Drawing on his 25 years of experience as the founding editor of Cell, the world’s leading journal in biology, Benjamin Lewin questions the dogma that scientific papers describe how research was actually done, describes the distortions caused by pressure to publish, and considers the effects of changes in the way science is communicated as we move ever further into the digital era. The view that science protects itself by identifying and excluding work that is not reproducible is rigorously examined, as is the prevalence of fraud in science. Lewin argues that the move from research done in small teams to the much larger scale of “big science” has the potential to change the nature of science itself. He asks if science can continue in its present form or if new methods of evaluation will be needed for science to function in the future.

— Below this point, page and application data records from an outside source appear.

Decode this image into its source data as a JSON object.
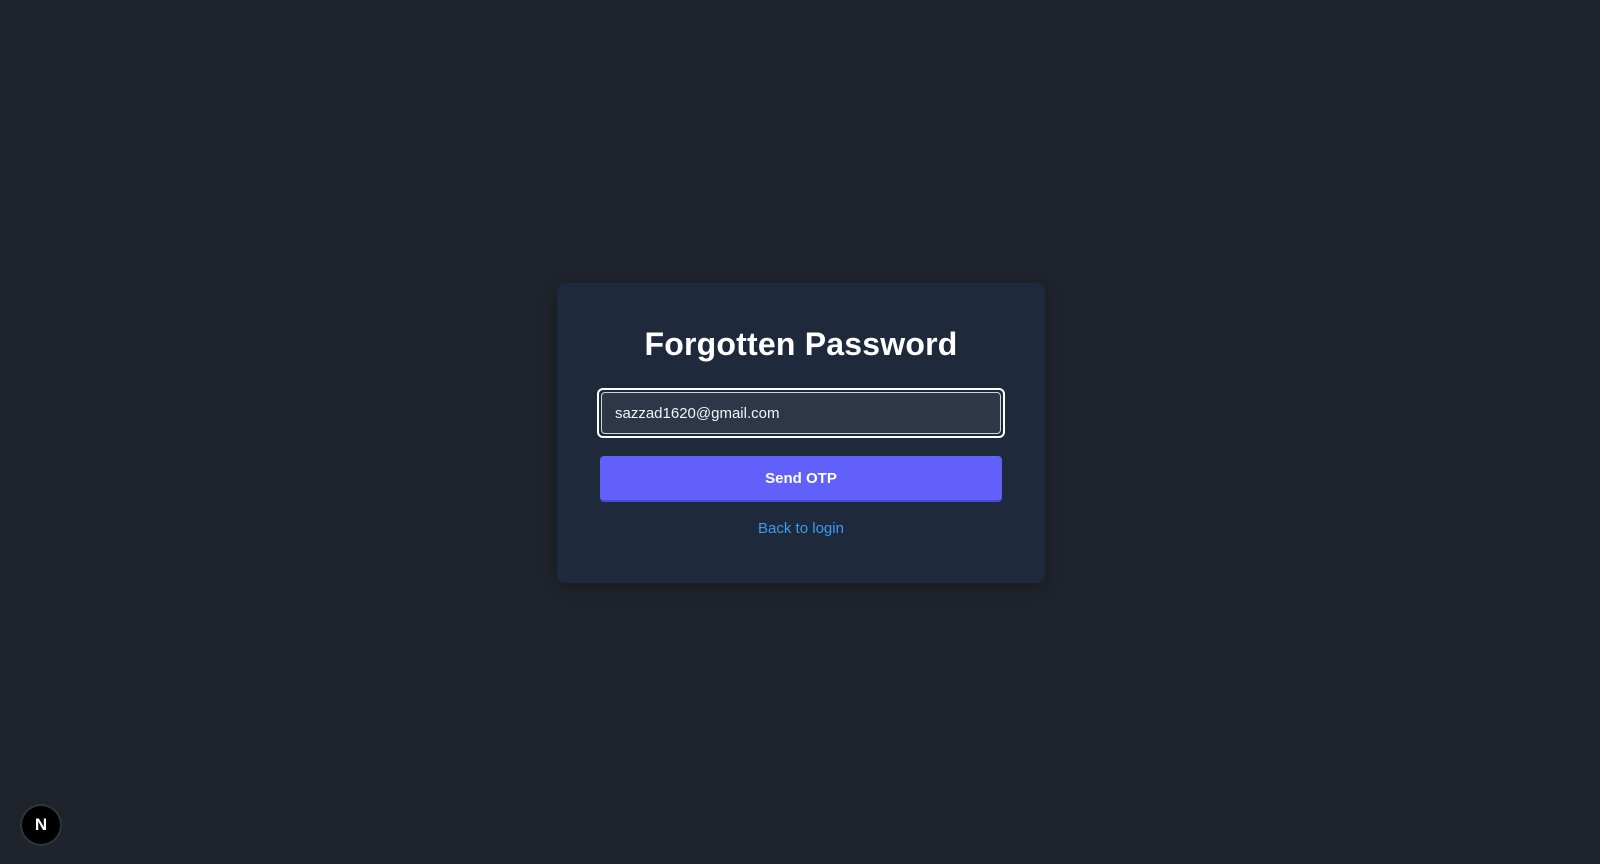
{
  "form": {
    "title": "Forgotten Password",
    "email_value": "sazzad1620@gmail.com",
    "send_button_label": "Send OTP",
    "back_link_label": "Back to login"
  },
  "dev_badge": {
    "letter": "N",
    "icon": "nextjs-logo-icon"
  },
  "colors": {
    "background": "#1f232b",
    "card": "#1e293b",
    "accent": "#6160fa",
    "link": "#3b9cf0"
  }
}
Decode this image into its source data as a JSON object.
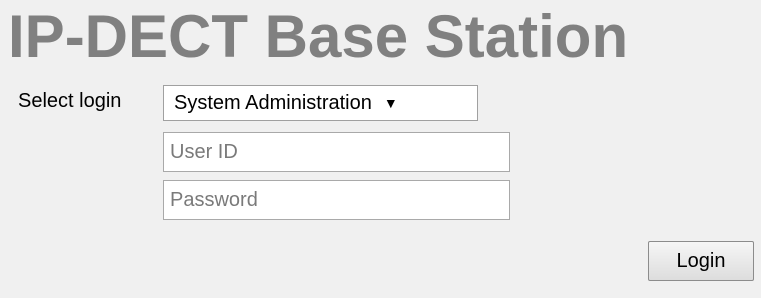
{
  "page": {
    "title": "IP-DECT Base Station"
  },
  "login_form": {
    "select_label": "Select login",
    "select_value": "System Administration",
    "select_arrow": "▼",
    "userid_placeholder": "User ID",
    "userid_value": "",
    "password_placeholder": "Password",
    "password_value": "",
    "login_button_label": "Login"
  },
  "icons": {
    "dropdown": "triangle-down-icon"
  },
  "colors": {
    "background": "#f0f0f0",
    "title": "#808080",
    "input_background": "#ffffff",
    "placeholder": "#7a7a7a"
  }
}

Lewin brings these general principles to life by considering the history of the genetics revolution, from the discovery of the double helical structure of DNA to the sequencing of the human genome and the possibilities of gene editing today. History shows us that each period of progress in science relied on dogmas that often advanced but sometimes retarded progress, and that views of reality often changed suddenly and dramatically. One example is the current critical reassessment of epigenetics that is raising the possibility that there may be factors in inheritance extraneous to DNA. The book concludes by asking if the reductionist manifesto that has dominated biology for the past half century can continue to hold, and revisits the much-debated question: What is science?


Benjamin Lewin obtained his undergraduate and graduate degrees from the University of Cambridge, England. He became the first Editor of Nature New Biology in 1971, and then worked at the National Cancer Institute from 1972 to 1973. He founded Cell journal in Cambridge, Massachusetts in 1974 and remained Editor of Cell until 1999. Cell became the top-ranked journal in the life sciences. Dr. Lewin is also the author of the best-selling Genes textbook and a series of books on wine.


“In this book, I want to explain how science works. This is not an idealized view; it is science, warts and all. I try to show not only how science should, and often does, work, but also how failings in the system can misdirect it.

This sounds as though I want to dispel the mystique of science. Well, yes and no. I believe fervently in the distinctive, in fact the unique, value system of science. But it does have its flaws. Some are imposed by the institutional framework within which it functions... . Some are due to failings on the part of its practitioners... . I believe in any case that science benefits from being seen clear-eyed.

When I came into science, it was very much an individual affair… . The need to work in larger groups, to have expertise in a variety of techniques, has accentuated decade by decade. The history and philosophy of science take what you might call a “classical” view: that science is practiced by individuals who obtain data to test hypotheses. The main questions I want to ask are how far this description was true, and how has the basis of the scientific endeavor changed in this century.”


What Is Science?
1 Science in Flux
2 Data Mining
3 Patents versus Science
4 Biotech
5 The Myth of the Scientific Paper
6 Reproducibility
7 Publish or Perish
8 E-Science
9 Funding
10 Fraud
11 Politics and Ethics
12 Mendel’s Garden
13 The Double Helix
14 Dogma
15 Doctrines
16 Mapping
17 Genomes
18 Editing
19 Epigenetics
20 Stem Cells
Epilogue: Reductionism
Notes and References
Illustration Sources


review:  “Lewin, a molecular biologist, takes a historical approach to helping readers understand the value and epistemological power of science as a practice.... Lewin also argues that science, as with all human endeavors, has limitations....Lewin's arguments will broadly appeal to anyone interested in topics related to the societal and sociological aspects of science as a profession. This volume is replete with references.”